Family Demands Investigation

According to a New York Times report, Credit Union of Atlanta CEO DeFarra “Dean” Gaymon, 48, was shot and killed by a police officer in Newark, New Jersey, on July 16 after allegedly propositioning a plain-clothes police officer at a gay cruising area.

Gaymon stopped by the Branch Brook Park area while en route to his 30th high school reunion at Montclair High School. The neighborhood is known for attracting sexual activity and male prostitutes, according to the report.

Essex County prosecutor Robert D. Laurino told the paper that the 29-year-old officer, whose name hasn’t been released, claims he fired in self-defense. The officer attempted to arrest Gaymon for lewd behavior, and after Gaymon was cornered, he purportedly tried to disarm the officer. The officer shot Gaymon once. He died three hours later at nearby University Hospital from the gunshot wound to his abdomen.

The chairs of Garden State Equality and the Gender Rights Advocacy Association of New Jersey sent a letter to Laurino and Essex County sheriff Armando B. Fontoura demanding an investigation into the killing. The letter asks if the incident was part of a sting operation in Branch Brook Park and requests a meeting to further discuss the killing.
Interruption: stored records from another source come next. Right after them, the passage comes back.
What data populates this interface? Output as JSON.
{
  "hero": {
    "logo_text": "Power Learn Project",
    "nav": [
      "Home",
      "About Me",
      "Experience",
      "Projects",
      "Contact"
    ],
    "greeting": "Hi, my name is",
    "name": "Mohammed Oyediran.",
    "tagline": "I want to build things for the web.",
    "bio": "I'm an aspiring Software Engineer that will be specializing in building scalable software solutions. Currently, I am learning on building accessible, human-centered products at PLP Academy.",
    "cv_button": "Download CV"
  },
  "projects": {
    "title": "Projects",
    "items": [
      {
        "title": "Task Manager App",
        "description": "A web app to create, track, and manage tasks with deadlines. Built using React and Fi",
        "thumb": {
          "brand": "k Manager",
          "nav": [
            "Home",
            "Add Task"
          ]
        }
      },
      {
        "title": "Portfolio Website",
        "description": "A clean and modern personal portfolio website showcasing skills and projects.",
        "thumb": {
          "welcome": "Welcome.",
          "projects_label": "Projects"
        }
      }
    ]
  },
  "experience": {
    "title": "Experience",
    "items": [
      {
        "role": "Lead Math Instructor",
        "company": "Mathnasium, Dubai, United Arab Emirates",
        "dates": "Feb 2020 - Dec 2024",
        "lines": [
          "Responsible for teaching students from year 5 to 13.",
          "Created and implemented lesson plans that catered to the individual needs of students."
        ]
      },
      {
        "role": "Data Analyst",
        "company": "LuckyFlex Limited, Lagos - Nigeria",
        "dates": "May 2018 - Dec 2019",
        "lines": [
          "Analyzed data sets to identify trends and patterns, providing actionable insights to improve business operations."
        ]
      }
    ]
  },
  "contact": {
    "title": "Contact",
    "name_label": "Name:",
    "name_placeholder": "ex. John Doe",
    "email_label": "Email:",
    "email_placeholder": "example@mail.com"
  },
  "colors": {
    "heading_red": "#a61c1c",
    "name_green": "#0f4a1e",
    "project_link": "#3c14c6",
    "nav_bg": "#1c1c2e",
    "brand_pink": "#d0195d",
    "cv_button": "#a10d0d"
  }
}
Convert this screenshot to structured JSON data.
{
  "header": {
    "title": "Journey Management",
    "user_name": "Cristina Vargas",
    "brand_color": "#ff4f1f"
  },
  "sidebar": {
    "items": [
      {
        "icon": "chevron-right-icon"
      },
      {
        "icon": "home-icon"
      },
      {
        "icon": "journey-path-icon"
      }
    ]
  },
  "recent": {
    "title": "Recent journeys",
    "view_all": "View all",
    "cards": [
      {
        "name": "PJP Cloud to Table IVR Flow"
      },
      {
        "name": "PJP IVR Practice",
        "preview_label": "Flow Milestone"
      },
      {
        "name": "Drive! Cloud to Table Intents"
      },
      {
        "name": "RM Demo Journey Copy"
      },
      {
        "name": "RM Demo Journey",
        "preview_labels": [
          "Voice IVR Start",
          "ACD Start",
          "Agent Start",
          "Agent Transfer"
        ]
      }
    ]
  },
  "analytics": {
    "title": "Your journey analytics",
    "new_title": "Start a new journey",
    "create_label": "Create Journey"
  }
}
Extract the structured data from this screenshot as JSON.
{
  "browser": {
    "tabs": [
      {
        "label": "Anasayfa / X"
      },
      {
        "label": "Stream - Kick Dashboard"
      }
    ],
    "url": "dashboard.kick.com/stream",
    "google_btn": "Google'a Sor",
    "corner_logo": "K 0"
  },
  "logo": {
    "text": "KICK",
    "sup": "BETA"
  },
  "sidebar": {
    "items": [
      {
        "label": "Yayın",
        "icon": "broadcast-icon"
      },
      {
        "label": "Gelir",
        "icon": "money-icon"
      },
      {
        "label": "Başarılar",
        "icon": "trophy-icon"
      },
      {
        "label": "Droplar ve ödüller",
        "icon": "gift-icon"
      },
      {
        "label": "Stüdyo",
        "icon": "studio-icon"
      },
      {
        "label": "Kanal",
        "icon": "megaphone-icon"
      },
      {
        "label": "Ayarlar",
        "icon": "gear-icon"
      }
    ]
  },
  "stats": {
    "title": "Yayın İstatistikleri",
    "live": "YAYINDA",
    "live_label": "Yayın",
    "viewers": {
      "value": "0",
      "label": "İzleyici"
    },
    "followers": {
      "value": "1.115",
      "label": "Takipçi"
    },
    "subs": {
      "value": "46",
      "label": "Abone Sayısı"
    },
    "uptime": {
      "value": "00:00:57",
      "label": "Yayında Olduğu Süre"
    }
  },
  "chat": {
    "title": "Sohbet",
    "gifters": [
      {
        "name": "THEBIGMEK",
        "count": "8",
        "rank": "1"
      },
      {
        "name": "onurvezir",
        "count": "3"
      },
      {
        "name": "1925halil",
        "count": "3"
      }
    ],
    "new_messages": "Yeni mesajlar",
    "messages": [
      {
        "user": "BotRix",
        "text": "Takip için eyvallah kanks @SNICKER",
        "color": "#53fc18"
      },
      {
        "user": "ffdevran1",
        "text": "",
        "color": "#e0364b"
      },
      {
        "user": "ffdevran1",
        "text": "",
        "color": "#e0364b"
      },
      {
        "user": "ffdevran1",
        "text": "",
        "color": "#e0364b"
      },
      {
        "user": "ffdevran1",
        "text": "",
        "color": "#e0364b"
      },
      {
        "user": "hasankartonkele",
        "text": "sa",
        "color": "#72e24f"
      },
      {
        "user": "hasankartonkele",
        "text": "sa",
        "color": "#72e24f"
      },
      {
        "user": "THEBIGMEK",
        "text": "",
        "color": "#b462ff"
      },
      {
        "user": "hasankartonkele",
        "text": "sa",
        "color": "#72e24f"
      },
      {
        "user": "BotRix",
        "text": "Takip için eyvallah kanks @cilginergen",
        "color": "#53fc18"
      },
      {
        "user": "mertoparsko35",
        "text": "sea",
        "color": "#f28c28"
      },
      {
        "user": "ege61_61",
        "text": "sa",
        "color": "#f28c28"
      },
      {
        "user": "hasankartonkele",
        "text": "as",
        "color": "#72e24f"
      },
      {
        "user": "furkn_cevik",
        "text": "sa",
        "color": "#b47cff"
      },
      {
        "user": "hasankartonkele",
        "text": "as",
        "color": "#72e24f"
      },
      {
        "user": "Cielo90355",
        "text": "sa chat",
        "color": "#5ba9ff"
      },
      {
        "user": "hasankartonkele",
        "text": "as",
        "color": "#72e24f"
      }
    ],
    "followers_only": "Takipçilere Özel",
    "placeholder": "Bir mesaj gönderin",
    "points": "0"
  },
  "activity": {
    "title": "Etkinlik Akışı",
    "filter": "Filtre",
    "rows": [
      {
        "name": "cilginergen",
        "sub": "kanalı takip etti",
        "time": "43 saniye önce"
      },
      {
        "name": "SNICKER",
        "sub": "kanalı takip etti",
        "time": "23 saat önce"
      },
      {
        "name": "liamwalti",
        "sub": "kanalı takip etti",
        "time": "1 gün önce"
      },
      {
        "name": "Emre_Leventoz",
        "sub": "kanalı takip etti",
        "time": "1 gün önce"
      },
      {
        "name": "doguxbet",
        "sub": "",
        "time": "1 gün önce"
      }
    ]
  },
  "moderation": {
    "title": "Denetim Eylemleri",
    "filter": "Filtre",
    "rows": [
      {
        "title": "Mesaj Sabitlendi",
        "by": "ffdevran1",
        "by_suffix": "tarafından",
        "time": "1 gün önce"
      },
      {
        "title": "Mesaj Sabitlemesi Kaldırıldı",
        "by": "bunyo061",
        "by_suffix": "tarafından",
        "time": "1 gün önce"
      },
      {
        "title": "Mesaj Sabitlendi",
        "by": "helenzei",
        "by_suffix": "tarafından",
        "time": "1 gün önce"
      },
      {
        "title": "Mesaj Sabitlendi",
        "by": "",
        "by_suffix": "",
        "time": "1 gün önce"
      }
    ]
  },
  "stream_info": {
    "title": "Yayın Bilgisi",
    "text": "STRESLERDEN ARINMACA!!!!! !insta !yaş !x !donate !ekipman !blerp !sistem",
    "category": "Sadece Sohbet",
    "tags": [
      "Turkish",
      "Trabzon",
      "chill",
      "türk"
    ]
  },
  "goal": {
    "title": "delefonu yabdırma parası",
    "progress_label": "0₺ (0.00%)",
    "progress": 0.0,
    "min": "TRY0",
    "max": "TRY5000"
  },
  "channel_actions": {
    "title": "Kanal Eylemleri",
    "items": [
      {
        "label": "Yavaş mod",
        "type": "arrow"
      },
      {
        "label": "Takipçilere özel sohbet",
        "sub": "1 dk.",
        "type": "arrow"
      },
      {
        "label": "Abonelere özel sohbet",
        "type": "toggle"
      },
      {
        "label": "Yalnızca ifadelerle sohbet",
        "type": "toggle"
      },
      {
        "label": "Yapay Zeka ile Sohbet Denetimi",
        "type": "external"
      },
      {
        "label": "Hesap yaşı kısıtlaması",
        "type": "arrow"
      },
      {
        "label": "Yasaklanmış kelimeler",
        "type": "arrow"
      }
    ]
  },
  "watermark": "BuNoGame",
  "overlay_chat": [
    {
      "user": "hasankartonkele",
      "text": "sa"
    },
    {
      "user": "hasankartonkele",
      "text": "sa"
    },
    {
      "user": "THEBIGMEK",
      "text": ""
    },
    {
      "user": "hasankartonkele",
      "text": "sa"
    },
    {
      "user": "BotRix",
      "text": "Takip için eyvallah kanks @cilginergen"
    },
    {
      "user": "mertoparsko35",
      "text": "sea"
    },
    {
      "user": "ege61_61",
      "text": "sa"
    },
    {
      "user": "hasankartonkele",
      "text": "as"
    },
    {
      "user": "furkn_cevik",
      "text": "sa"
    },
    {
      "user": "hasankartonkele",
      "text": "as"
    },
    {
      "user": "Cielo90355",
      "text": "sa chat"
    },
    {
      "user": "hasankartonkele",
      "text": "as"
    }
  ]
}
"In no way do we condone any violation of lewdness statutes," the letter reads. "But any sting operation targeting gay men or LGBT people specifically, or anyone perceived as such, is unconscionable—and as we strongly believe, illegal."

The family of the prominent Atlanta executive is demanding a federal investigation, accusing the officer who said he fired in self-defense of lying.

"We know that the police killed an innocent man, with no history of or disposition towards violence," the Gaymon family said in their statement, according to the Atlanta Journal Constitution. "Dean Gaymon was a nonviolent, nonaggressive and nonthreatening person his entire life," said the statement. "It would have been completely and totally against his nature to 'tussle' with a police officer, to resist authority, to assault a police officer... Words such as 'I am going to kill you' would not be uttered from him."

Katherine Carter, spokeswoman for the Essex County Prosecutor's Office, told ABC News that the prosecutor did not have an immediate response to the Gaymon family statement.

"The investigation is continuing," said Carter. "Our next move would be to present the case to the grand jury." Under New Jersey law, whenever a police officer is involved in a shooting, a grand jury must hear the case. It is up to the grand jury to decide whether the shooting was justified, said Carter, who anticipates that the proceedings will take weeks.

Carter said that the police officer who shot Gaymon had been with the Essex County Sheriff's Office for eight years.

"It's a very large park. There are ball fields and cherry blossoms but there is a secluded area where there have been complaints about public sex, which is why there was an undercover operation to deter that activity," said Carter.

Carter said that there was no specific complaint made regarding Gaymon and that the police officer had been assigned to the area to deal with the "ongoing problem."

Gaymon was married and the father of four children.